|Events | This Week | This Month | Events | Events | C-F.com Gen'l | Latest News | Subscribe | Your Profile ||
Tis August and freshmen everywhere are preparing for their first year of college. Among other things here are some tips for parents and students. Quick note: Several states offer ‘No sales tax’ days. Check this list for your state.
Check with your school for a list of things to bring. It is generally better to travel light and purchase items that you need at the city in which your school is located. Remember that most dorms use XL (extra long) twin sheets.
Purchase items at major stores such Walmart.com, JC Penny and Sears so that you can return or exchange items easily.
Save money on delivery, chose Walmart.com , Sears, Best Buy and have your items delivered to a store near your school.
Now is a great time to purchase a laptop. Check the policy of your school regarding WiFi service . Depending upon the school’s security for it’s wifi network , you might want to investigate at portable wifi card or wifi hotspot using a smart phone. But when looking at these options, remember to discuss with your freshman how much data can be downloaded on the plan before overage charges are incurred.
USB keys are great, but a portable external hard drive is a better deal. Why? Your student can use a portable hard drive for backup or they can install any software programs that they require on the drive and then take the drive with them to the library or study sessions.
Add an online document back p service such as Mozy. Mozy is free for the first 2 GB. Mozy runs in the background and can be set to automatically back up data. This service can be a real life saver in case of theft, hard drive crash or just a simple “I lost my laptop”.
Phone Service. Check your plan for the best rates and service if your freshman will be traveling to a different city. Now is a great time to visit Skype (VOIP) particularly if your child will be outside the US. Why? With Skype computer to computer calls are free. You can also purchase an inexpensive USB telephone (as little as $10 or you can purchase an adapter for your regular telephone) to use with the service. Other suggestions for international students are calling programs through your cel phone carrier that are specific to the country in which your child will live.
Textbooks: You can save by checking with instructors as to which books are really needed. Review return policies before you buy.. Nothing worse than dropping a class and being stuck with the books. Options today include, new, used, rentals and etextbooks. Price your books both at the campus bookstore and online. Doesn’t hurt to ask for price matching.
Checking Accounts: Set up an account with both your child’s and your name on it. Make sure that there are branches in the city where your child will be attending school and where you live. In case of emergency, nothing is faster or easier than being able to deposit cash directly into your freshman’s account.
Credit Cards: If your freshman doesn’t have one for emergencies, get one before they leave for college. (And have the discussion as to what constitutes an ‘emergency’.) Another option is to add them to one of your credit card or check out programs such as parentspaymybills.com.

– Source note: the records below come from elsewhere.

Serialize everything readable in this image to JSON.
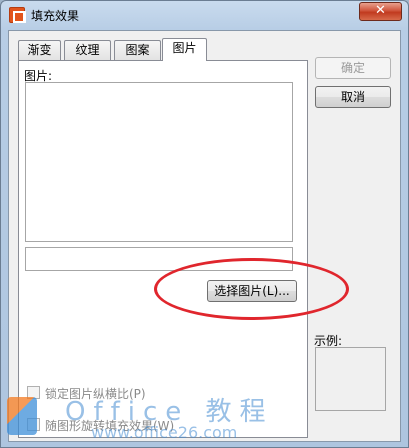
{
  "window": {
    "title": "填充效果",
    "close_label": "✕"
  },
  "tabs": [
    {
      "label": "渐变",
      "active": false
    },
    {
      "label": "纹理",
      "active": false
    },
    {
      "label": "图案",
      "active": false
    },
    {
      "label": "图片",
      "active": true
    }
  ],
  "picture_panel": {
    "label": "图片:",
    "path_value": "",
    "select_button": "选择图片(L)...",
    "lock_aspect": {
      "label": "锁定图片纵横比(P)",
      "checked": false,
      "enabled": false
    },
    "rotate_with_shape": {
      "label": "随图形旋转填充效果(W)",
      "checked": false,
      "enabled": false
    }
  },
  "actions": {
    "ok_label": "确定",
    "cancel_label": "取消"
  },
  "sample": {
    "label": "示例:"
  },
  "watermark": {
    "title": "Office 教程",
    "url": "www.office26.com",
    "logo_icon": "office-logo-icon"
  },
  "colors": {
    "highlight_ring": "#e0262d",
    "app_icon": "#e2541c"
  }
}
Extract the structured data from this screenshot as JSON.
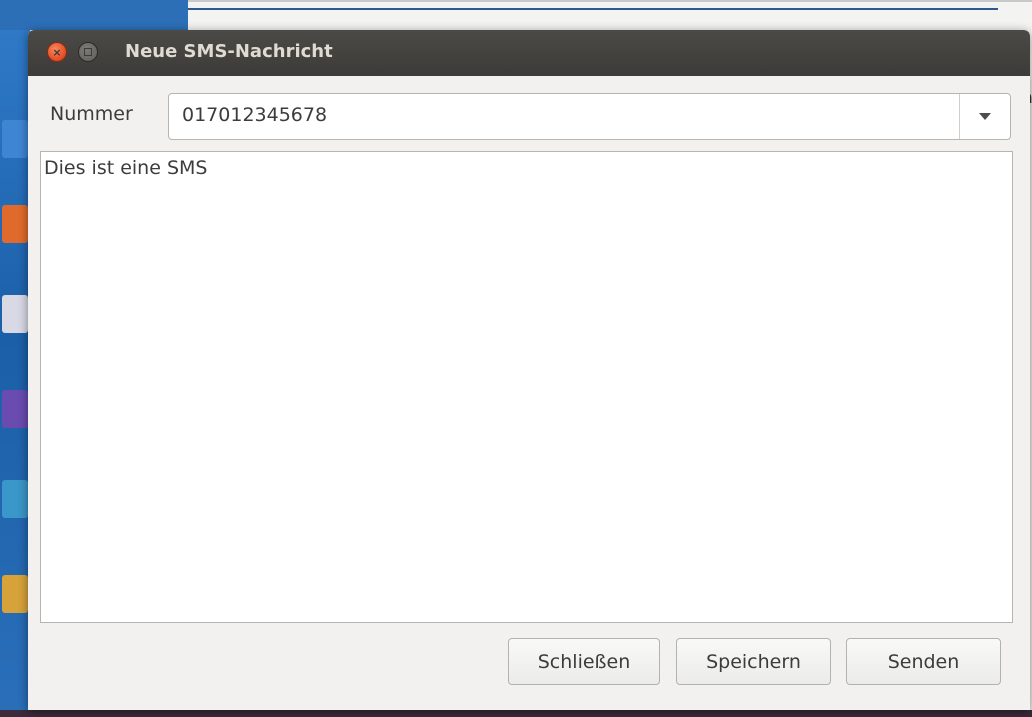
{
  "dialog": {
    "title": "Neue SMS-Nachricht",
    "number_label": "Nummer",
    "number_value": "017012345678",
    "message_text": "Dies ist eine SMS",
    "buttons": {
      "close_label": "Schließen",
      "save_label": "Speichern",
      "send_label": "Senden"
    },
    "window_controls": {
      "close_icon": "close-icon",
      "minimize_icon": "minimize-icon"
    }
  },
  "background": {
    "right_edge_text": [
      "n",
      "r"
    ]
  },
  "colors": {
    "titlebar": "#3c3b37",
    "title_text": "#dfdbd2",
    "close_button": "#e5532b",
    "dialog_bg": "#f2f1f0",
    "text": "#3c3c3c"
  }
}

Another good tip is to teach your freshman to list each credit card transaction in their check register just as they would a check. Why? Because doing so makes spending the money real. Try it for yourself.

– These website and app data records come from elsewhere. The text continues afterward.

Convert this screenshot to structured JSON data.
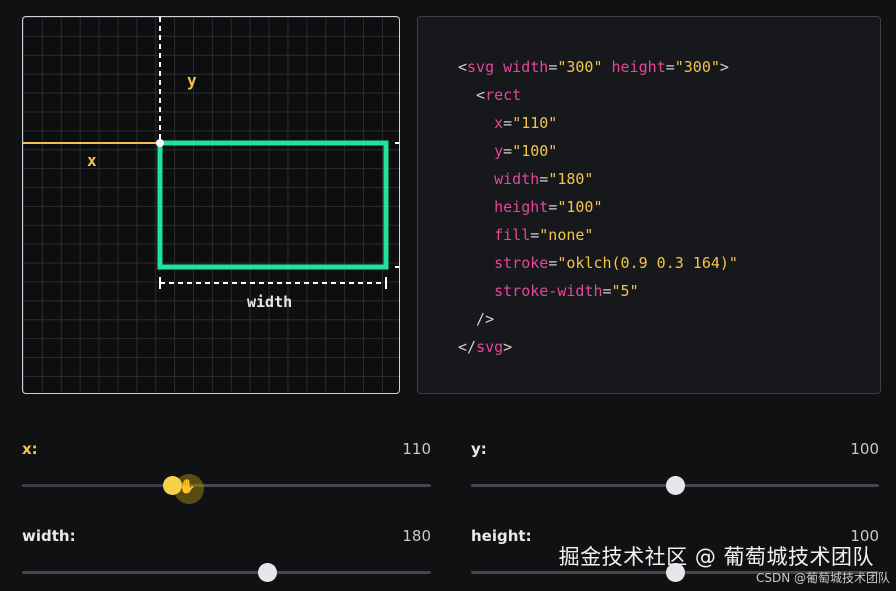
{
  "diagram": {
    "labels": {
      "x": "x",
      "y": "y",
      "width": "width"
    },
    "colors": {
      "rect_stroke": "#1ee59b",
      "x_line": "#f4c44a",
      "dash": "#ffffff"
    }
  },
  "code": {
    "lines": [
      {
        "parts": [
          [
            "punct",
            "<"
          ],
          [
            "tag",
            "svg "
          ],
          [
            "attr",
            "width"
          ],
          [
            "punct",
            "="
          ],
          [
            "val",
            "\"300\""
          ],
          [
            "punct",
            " "
          ],
          [
            "attr",
            "height"
          ],
          [
            "punct",
            "="
          ],
          [
            "val",
            "\"300\""
          ],
          [
            "punct",
            ">"
          ]
        ]
      },
      {
        "parts": [
          [
            "punct",
            "  <"
          ],
          [
            "tag",
            "rect"
          ]
        ]
      },
      {
        "parts": [
          [
            "punct",
            "    "
          ],
          [
            "attr",
            "x"
          ],
          [
            "punct",
            "="
          ],
          [
            "val",
            "\"110\""
          ]
        ]
      },
      {
        "parts": [
          [
            "punct",
            "    "
          ],
          [
            "attr",
            "y"
          ],
          [
            "punct",
            "="
          ],
          [
            "val",
            "\"100\""
          ]
        ]
      },
      {
        "parts": [
          [
            "punct",
            "    "
          ],
          [
            "attr",
            "width"
          ],
          [
            "punct",
            "="
          ],
          [
            "val",
            "\"180\""
          ]
        ]
      },
      {
        "parts": [
          [
            "punct",
            "    "
          ],
          [
            "attr",
            "height"
          ],
          [
            "punct",
            "="
          ],
          [
            "val",
            "\"100\""
          ]
        ]
      },
      {
        "parts": [
          [
            "punct",
            "    "
          ],
          [
            "attr",
            "fill"
          ],
          [
            "punct",
            "="
          ],
          [
            "val",
            "\"none\""
          ]
        ]
      },
      {
        "parts": [
          [
            "punct",
            "    "
          ],
          [
            "attr",
            "stroke"
          ],
          [
            "punct",
            "="
          ],
          [
            "val",
            "\"oklch(0.9 0.3 164)\""
          ]
        ]
      },
      {
        "parts": [
          [
            "punct",
            "    "
          ],
          [
            "attr",
            "stroke-width"
          ],
          [
            "punct",
            "="
          ],
          [
            "val",
            "\"5\""
          ]
        ]
      },
      {
        "parts": [
          [
            "punct",
            "  />"
          ]
        ]
      },
      {
        "parts": [
          [
            "punct",
            "</"
          ],
          [
            "tag",
            "svg"
          ],
          [
            "punct",
            ">"
          ]
        ]
      }
    ]
  },
  "controls": {
    "x": {
      "label": "x:",
      "value": "110",
      "fraction": 0.366
    },
    "y": {
      "label": "y:",
      "value": "100",
      "fraction": 0.5
    },
    "width": {
      "label": "width:",
      "value": "180",
      "fraction": 0.6
    },
    "height": {
      "label": "height:",
      "value": "100",
      "fraction": 0.5
    }
  },
  "watermark": {
    "main": "掘金技术社区 @ 葡萄城技术团队",
    "sub": "CSDN @葡萄城技术团队"
  }
}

Another reason to get a card before arriving on campus is that it is easier to compare rates and evaluate programs. Also set the limit low, no more than $1500. Why? Because in an emergency, that should be more than enough for a last minute plane ticket, but not enough to plunge your freshman into catastrophic debt.
Password protect & label all electronic equipment. Why? Should something be lost, it is more likely to be returned if 1) the finder can’t use it and 2) the finder can contact the owner. Add a LoJack program to the laptop and retrieval tags to all electronics.
If your freshman is taking a car to college, a AAA (or equivalent) automobile card can buy you a little more peace of mind.
Home Insurance: Check your insurance policy for replacement coverage for your freshman’s computer, electronics, personal belongings and identity theft. Why? Because it isn’t just your freshman in the dorm but also their roommates. And more importantly, because you were 18 once too!
Medical/Dental Insurance: If your plan will cover your child, then search for doctors and office location now, before your child needs help. Also, locate the nearest hospital or emergency room near your child’s school that accepts your insurance program.
Links for this article:
AAA Automobile Club
No Sales Tax Calendar
Linens N’ Things
Discover® Student Card Dell Computers (Notebook Computers)
Amazon (Portable External Hard Drive)
Skype (VOIP) Amazon (Textbooks)